SWORD (Simple Web-service Offering Repository Deposit) will take forward the Deposit protocol developed by a small working group as part of the JISC Digital Repositories Programme by implementing it as a lightweight web-service in four major repository software platforms: EPrints, DSpace, Fedora and IntraLibrary. The existing protocol documentation will be finalised by project partners and a prototype 'smart deposit' tool will be developed to facilitate easier and more effective population of repositories. The project intends to take an iterative approach to developing and revising the protocol, web-services and client implementation through evaluative testing and feedback mechanisms. Community acceptance and take-up will be sought through dissemination activities. The project is led by UKOLN, University of Bath, with partners at the University of Wales, Aberystwyth, the University of Southampton and Intrallect Ltd. The project aims to improve the efficiency and quality of repository deposit and to diversity and expedite the options for timely population of repositories with content whilst promoting a common deposit interface and supporting the Information Environment principles of interoperability.

Scholarly Electronic Publishing Weblog Update (11/7/07)

The latest update of the Scholarly Electronic Publishing Weblog (SEPW) is now available, which provides information about new works related to scholarly electronic publishing, such as books, journal articles, magazine articles, technical reports, and white papers.

Especially interesting are: "A Critical Theory of Open Access: Libraries and Electronic Publishing"; "The DARE Chronicle: Open Access to Research Results and Teaching Material in the Netherlands"; "Developing an Integrated Institutional Repository at Imperial College London"; "DRIVER: Building the Network for Accessing Digital Repositories across Europe"; "The Effect of 'Open Access' on Citation Impact: An Analysis of ArXiv's Condensed Matter Section"; "Linking Repositories: Scoping the Development of Cross-Institutional User-Oriented Services"; "Newfound Press: The Digital Imprint of the University of Tennessee Libraries"; "Open Access to Open Publish: National Library of Australia"; "Opening Up Scholarly Information at the University of Illinois at Chicago"; "The Prevalence of Additional Electronic Features in Pure E-Journals"; "Redefining Scholarly Publishing as a Service Industry"; "Rethinking Collections—Libraries and Librarians in an Open Age: A Theoretical View"; Scholarly Communication Education Initiatives, SPEC Kit 299; "Society Publishers with Open Access Journals"; and "Victory in the Senate: Update on the Bill to Mandate Open Access at the NIH."

SPARC/ACRL Explore Sustainability Issues with Three Open Access Journal Publishers

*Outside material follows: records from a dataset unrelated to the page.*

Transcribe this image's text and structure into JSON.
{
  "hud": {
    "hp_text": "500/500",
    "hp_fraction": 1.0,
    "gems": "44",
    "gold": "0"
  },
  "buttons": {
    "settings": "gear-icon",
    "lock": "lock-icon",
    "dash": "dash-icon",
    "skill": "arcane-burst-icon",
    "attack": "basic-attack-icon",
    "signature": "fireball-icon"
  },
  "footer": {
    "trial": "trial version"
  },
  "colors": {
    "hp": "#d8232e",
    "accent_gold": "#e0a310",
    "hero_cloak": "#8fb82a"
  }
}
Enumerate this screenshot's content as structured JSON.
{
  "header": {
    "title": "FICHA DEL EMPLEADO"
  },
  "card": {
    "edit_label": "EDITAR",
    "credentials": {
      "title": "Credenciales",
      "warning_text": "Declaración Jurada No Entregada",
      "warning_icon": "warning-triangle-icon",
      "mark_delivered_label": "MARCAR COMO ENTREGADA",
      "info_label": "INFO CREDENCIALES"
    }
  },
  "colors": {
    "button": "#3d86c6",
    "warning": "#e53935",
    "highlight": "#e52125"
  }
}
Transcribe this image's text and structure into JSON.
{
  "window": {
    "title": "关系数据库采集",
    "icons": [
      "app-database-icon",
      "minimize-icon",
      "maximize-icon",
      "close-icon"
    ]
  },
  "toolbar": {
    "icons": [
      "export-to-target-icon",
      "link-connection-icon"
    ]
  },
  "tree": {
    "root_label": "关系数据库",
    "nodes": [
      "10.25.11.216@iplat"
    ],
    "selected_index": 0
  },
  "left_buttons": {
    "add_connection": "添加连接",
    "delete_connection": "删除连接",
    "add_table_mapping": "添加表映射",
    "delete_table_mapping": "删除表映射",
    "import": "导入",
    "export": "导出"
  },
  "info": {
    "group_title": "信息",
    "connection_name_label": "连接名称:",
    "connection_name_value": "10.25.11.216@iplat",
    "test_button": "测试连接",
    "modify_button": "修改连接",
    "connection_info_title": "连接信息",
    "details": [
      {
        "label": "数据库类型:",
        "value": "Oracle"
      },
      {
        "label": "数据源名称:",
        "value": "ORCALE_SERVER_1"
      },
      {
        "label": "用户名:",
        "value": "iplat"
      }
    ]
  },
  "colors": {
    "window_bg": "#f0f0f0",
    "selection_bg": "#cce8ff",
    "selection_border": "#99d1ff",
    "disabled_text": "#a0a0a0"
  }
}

SPARC and ACRL have released podcasts/transcripts of interviews about sustainability issues with Bryan Vickery (BioMed Central), Mark Patterson (Public Library of Science), and Paul Peters (Hindawi Publishing Corporation). It has also released a matrix that analyzes the responses of these OA journal publishers about sustainability issues.

Development Pack about Managing Intellectual Property Rights for Digital Learning Materials in Repositories

The TrustDR (Trust in Digital Repositories) Digital Repository Project's Managing Intellectual Property Rights in Digital Learning Materials: A Development Pack for Institutional Repositories is available. The publication, which was the final output of the JISC-funded project, is under a Creative Commons Attribution License.

Here's an excerpt from the "Executive Introduction and Summary":

What is this pack for?

  • To help clarify and update IPR policy for the management and use of digital learning materials created within institutions and develop a sustainable infrastructure (human, technical, educational and organisational) for the effective use of e-learning particularly in support of delivering a more flexible curriculum.

Who is this pack aimed at?

  • Senior management with responsibilities in this area and those supporting them, individuals and teams tasked with overhauling institutional IPR policy, managers and consultants etc who are interested in developing viable e-learning infrastructures, managers of e-learning projects and those involved in planning for projects, partnerships and collaborations, people with a general interest in this increasingly important aspect of e-learning.